I purchased this book back in elementary school from one of those school book club flyers. Do they even have those Book Clubs anymore, if not they do not know what they are missing. Take a little trip with me back to the days when kids could roam the streets on a Saturday Afternoon and not worry about being abducted by some stranger with candy. Back to the days of the Book Club order forms. I'm betting all two of my readers probably remember these. These were two to four page catalogs printed on newsprint usually from a company called "Troll" or something to that effect.
You never new when one of these were coming, usually on a Friday so you had the weekend to go over it with a fine tooth comb. The teacher would pass these out and if you were lucky she would give you time to look over them in class and discuss plans with your friends on purchasing the great literary finds on this Elementary School Best Seller List. I usually skimmed through these wether it was allowed or not in class perusing the print for some of my favorite subjects of the time, Spider-man, Star Trek, Evel Knievel, you know the usual suspects.
I lucked out on this occasion because not only did I find this manual that was sure to get me through the toughest of Star Fleet Tests of Skill, but it came with a pretty snazzy poster of the cover illustration. Side note I recently found this poster in a stack of childhood books, I know surprise, surprise. The next best thing to the handing out of the order form, or the cafeteria running out of regular milk and being forced to serve only chocolate, was the day the book orders came in. It would take about two to three weeks, I think the teachers held onto them longer though because they were reading our books.

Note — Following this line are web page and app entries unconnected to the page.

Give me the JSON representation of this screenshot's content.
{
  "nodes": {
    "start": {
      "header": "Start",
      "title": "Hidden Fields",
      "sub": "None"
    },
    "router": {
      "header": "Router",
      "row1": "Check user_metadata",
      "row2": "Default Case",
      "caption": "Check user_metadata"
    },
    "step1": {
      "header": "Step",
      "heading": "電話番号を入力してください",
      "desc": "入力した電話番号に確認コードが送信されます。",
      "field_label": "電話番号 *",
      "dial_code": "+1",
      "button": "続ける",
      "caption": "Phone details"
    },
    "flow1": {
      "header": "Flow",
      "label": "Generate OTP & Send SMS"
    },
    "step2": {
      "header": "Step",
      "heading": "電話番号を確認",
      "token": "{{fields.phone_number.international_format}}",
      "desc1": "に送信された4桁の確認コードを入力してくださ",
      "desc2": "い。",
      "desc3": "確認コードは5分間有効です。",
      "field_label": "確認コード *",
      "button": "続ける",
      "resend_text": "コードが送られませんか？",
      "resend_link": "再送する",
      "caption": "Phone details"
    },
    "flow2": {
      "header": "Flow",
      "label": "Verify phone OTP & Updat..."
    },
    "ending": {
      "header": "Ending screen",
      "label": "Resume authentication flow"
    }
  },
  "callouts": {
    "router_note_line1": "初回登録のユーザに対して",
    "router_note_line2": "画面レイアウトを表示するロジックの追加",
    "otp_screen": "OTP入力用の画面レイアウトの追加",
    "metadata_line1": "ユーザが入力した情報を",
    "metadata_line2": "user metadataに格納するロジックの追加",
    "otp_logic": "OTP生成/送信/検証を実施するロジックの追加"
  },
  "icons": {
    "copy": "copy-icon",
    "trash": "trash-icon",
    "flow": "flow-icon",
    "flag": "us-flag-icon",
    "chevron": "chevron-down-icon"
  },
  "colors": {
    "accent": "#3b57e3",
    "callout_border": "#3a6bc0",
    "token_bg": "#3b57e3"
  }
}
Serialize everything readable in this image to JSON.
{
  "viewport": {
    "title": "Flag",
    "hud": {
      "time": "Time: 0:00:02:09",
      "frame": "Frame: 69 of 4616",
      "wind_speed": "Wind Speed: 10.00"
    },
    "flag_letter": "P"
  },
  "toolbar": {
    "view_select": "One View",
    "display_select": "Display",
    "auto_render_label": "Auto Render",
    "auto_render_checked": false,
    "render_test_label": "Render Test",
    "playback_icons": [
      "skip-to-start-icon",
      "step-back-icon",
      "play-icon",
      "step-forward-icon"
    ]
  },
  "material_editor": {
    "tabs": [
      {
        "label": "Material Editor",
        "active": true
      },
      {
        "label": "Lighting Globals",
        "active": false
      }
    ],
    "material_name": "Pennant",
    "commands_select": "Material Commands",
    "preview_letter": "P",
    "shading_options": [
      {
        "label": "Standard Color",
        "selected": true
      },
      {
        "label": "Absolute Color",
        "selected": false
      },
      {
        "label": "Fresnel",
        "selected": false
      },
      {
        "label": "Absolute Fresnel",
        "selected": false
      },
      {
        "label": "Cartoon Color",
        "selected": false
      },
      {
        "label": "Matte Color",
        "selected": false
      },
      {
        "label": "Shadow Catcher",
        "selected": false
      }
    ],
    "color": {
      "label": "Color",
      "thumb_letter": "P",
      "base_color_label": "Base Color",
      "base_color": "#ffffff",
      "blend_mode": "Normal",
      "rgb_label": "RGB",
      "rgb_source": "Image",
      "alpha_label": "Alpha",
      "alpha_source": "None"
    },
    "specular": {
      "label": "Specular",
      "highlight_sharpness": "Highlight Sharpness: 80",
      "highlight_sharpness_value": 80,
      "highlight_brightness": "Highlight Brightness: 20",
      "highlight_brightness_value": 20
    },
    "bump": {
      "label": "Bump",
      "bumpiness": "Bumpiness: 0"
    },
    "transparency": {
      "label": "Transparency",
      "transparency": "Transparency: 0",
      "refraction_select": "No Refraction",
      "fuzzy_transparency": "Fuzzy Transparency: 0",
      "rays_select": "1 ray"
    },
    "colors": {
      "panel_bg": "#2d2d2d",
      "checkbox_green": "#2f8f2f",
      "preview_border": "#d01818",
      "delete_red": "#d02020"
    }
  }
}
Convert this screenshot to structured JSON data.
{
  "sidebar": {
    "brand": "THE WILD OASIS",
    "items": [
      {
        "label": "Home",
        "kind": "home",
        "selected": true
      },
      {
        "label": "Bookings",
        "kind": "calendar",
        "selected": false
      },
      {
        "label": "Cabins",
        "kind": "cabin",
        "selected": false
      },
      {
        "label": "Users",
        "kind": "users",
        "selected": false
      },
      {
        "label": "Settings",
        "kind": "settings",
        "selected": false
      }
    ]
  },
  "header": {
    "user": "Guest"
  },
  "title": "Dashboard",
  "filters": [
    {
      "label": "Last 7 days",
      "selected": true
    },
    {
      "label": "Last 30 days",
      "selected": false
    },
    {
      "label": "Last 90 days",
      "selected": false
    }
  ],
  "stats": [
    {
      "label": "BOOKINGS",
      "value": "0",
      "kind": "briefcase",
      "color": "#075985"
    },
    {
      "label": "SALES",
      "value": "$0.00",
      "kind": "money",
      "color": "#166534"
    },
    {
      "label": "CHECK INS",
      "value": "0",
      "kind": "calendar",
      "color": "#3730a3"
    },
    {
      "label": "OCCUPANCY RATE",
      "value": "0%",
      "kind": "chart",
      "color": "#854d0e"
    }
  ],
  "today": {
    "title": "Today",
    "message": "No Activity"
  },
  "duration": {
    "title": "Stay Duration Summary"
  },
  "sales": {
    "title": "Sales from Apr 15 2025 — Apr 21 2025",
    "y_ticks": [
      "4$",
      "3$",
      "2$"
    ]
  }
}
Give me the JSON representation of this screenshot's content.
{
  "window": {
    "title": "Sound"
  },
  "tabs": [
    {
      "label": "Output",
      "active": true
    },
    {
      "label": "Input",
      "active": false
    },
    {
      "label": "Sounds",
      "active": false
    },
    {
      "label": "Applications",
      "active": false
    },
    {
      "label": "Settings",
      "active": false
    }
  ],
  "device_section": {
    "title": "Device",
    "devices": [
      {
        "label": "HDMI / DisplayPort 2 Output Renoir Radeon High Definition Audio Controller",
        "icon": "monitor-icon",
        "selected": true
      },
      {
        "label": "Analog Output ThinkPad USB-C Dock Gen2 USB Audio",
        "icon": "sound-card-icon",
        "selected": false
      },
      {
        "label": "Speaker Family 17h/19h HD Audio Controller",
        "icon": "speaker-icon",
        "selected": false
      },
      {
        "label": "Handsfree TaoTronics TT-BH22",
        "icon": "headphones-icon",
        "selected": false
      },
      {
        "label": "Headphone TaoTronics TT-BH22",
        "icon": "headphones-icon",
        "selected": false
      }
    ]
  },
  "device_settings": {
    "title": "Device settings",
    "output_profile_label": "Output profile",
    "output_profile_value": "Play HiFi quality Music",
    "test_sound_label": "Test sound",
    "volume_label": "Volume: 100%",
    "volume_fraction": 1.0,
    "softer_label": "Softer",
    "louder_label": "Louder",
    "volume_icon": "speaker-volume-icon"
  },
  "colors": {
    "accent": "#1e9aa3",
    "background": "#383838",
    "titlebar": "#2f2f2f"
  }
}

Well needless to say I must have convinced my Mother and/or Father that this book was a necessity or I wouldn't be writing about it now. The thing about this book that continues to stump me was the logic behind the puzzles, one puzzle in particular. This puzzle was one of those situational puzzles were there are three security guards escorting three prisoners, they came to a river where there was a small boat that could carry two at a time. The trick was that the guards could never be out numbered by the prisoners, but they all had to cross the river to get to a shuttle craft to get back to the Enterprise. The thing that continued to through me was that the guards were not armed. I'm sure that Star Fleet protocol called for all security personnel to carry phasers. I know that this really does not have any baring on solving the problem, but I could not get past that point.
I was beside myself as I set out to solve this little security problem, I finally gave up after a week and looked up the answer in the back of the book (yes a week) and what I saw still did not satisfy me in the least bit. The author of this puzzle actually suggested at one point that prisoners were all separated from the guards, now I new this quiz had to be written by a Klingon! There's the proof in black in white. You think about it, if you trusted the prisoners to point where you didn't need weapons and allowed them to separate themselves from the guards, why not just send them a nice little invite to meet your landing party across the river for refreshments and a nice little trip in a shuttle craft to the pride of Star Fleet, the U.S.S. Enterprise, where they will be whisked away at warp speed to the nearest star base for a trial by their peers and eventual incarceration? To this very day I find myself in traffic wondering why the hell they took a shuttle craft and just not beamed the guards and prisoners up to the Enterprise in one shot.